Imran has his admirers, legions of them, but he also has his detractors – armchair pundits, samurai fighting their battles from their sofas, givers of gratuitous advice. And they said of him that he was given to impulsive decisions and solo flights. Mindful of this criticism Imran bent over backwards to win over the support of other opposition parties for a united front on the Panama leaks.
Opposition worthies met, mostly at the residence of Aitzaz Ahsan in Islamabad, and they talked and talked. Then with a PML-N squad whose brief seemed to be to drag out the matter there were endless discussions on terms of reference for a Panama inquiry. Imran had said that as a last resort he would undertake a march on Raiwind and the Chaudhrys of Gujrat, suddenly scrupulous, said it was unseemly to bang the drums in front of someone’s house and Tahirul Qadri, miffed because he was not getting the limelight he wanted, flew off to London to carry on his struggle, he said, from overseas.
The PPP in any event was playing a double game, blowing hot and cold but not committing itself to anything – Aitzaz Ahsan seemingly on fire but the prince of the double statement, Khurshid Shah, always finding ingenious excuses for inaction.
So Imran was left on his own. In the standoff with India someone else in his place could have found an excuse for backing off by crouching in the trenches of patriotism and saying this was a time for national unity. But being Imran he put everything on a throw of the dice, going for the Raiwind rally all by himself. An earlier public meeting in Karachi had been a flop, one at Lahore’s Charing Cross a so-so event. The signs were thus not promising. And the pundits said that the PTI was tired. There were also reports of strife within the party.
I was looking at the papers on Sunday morning and it was funny seeing how some media champions of democracy – for whom democracy equals the glory of the Sharifs – were admitting, their anger barely concealed, that, yes, it was a biggish affair and something would have to give on the Panama scandal. For such stalwarts a favourable word about Imran is like putting live coals in their mouths…which immeasurably multiplies the value of their reluctant testimony.
Beware therefore the winds of November. The All Parties Conference in Islamabad is a pantomime…sound and fury, signifying nothing. Nawaz Sharif can’t keep running away from the Panama leaks and talk of national unity at the same time. Only meaningful action on the leaks can forge national unity at this juncture. Otherwise, Imran will go ahead with his march on Islamabad post-Muharram. On a roll after Raiwind, his threat to lay siege to the capital should be taken seriously.

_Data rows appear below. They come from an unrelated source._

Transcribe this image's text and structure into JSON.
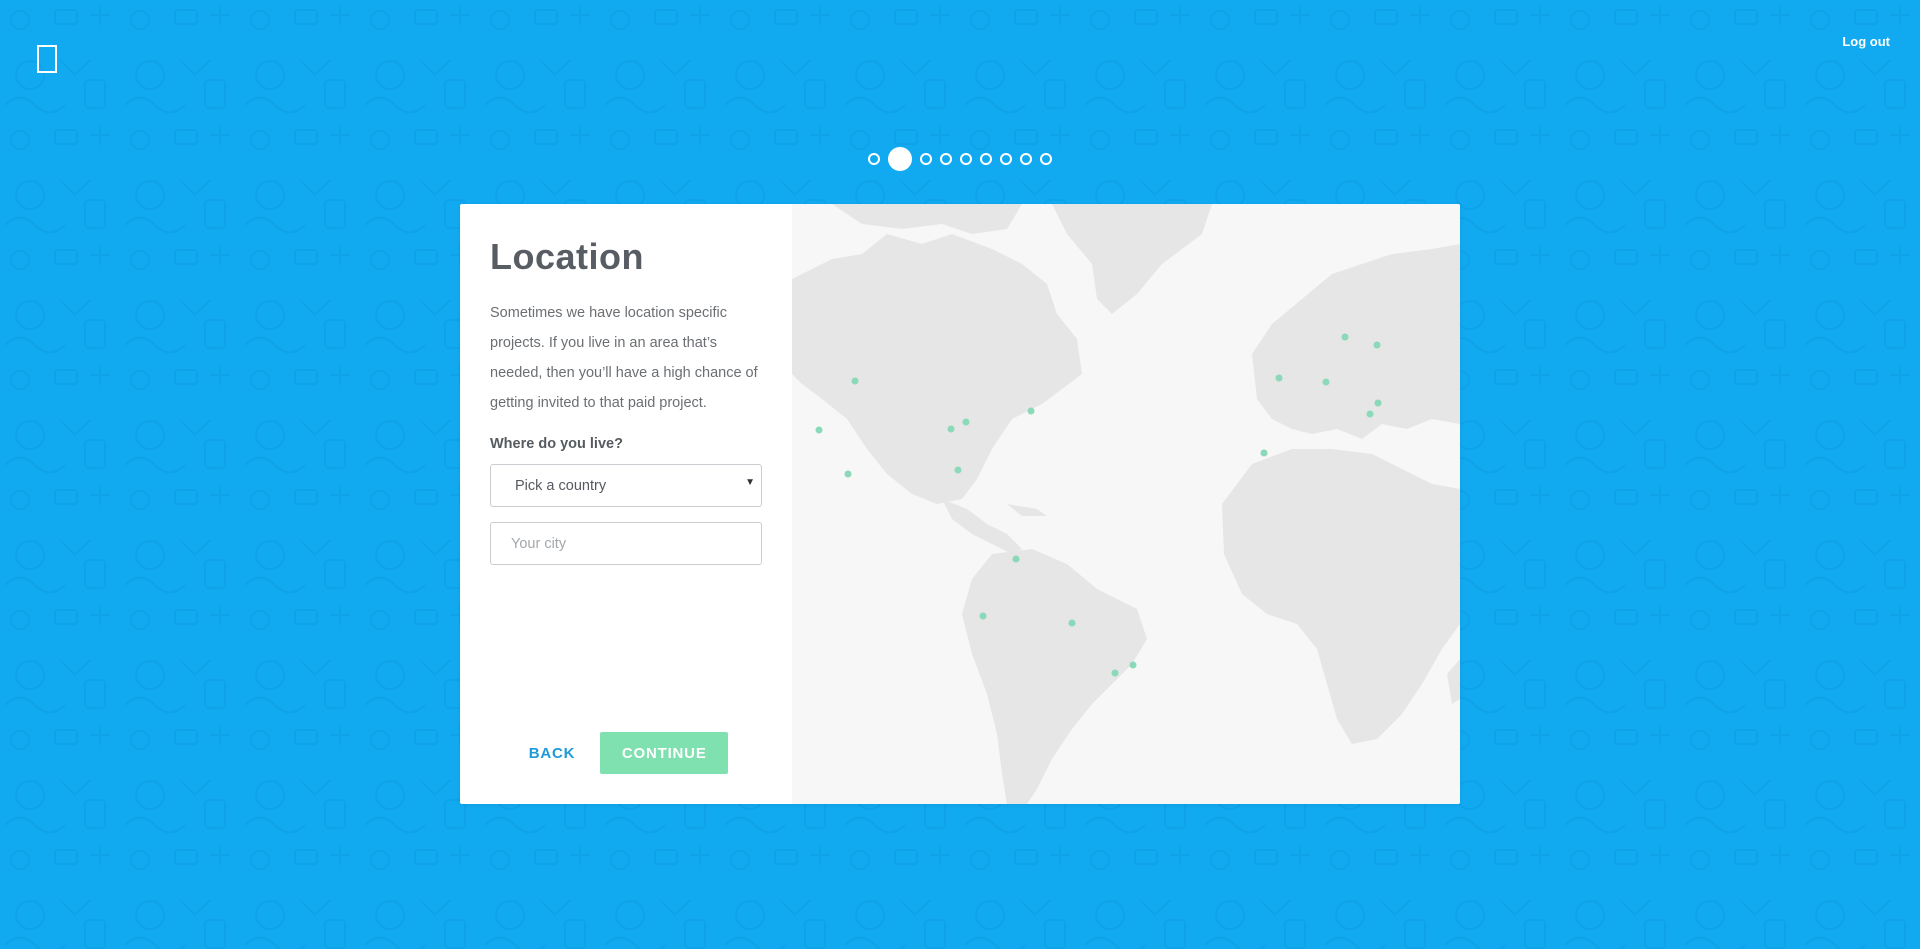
{
  "header": {
    "logout_label": "Log out"
  },
  "progress": {
    "total_steps": 9,
    "current_step": 2
  },
  "form": {
    "title": "Location",
    "description": "Sometimes we have location specific projects. If you live in an area that’s needed, then you’ll have a high chance of getting invited to that paid project.",
    "question": "Where do you live?",
    "country_select": {
      "selected": "Pick a country",
      "arrow_icon": "triangle-down-icon"
    },
    "city_input": {
      "placeholder": "Your city",
      "value": ""
    },
    "back_label": "BACK",
    "continue_label": "CONTINUE"
  },
  "colors": {
    "background": "#11aaf1",
    "accent_green": "#7fe0b0",
    "link_blue": "#1f9ad8",
    "map_land": "#e6e6e6",
    "map_marker": "#8ad9b9"
  },
  "icons": {
    "logo": "logo-outline-icon"
  }
}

Otherwise I think the Sharifs are in more trouble than they realise.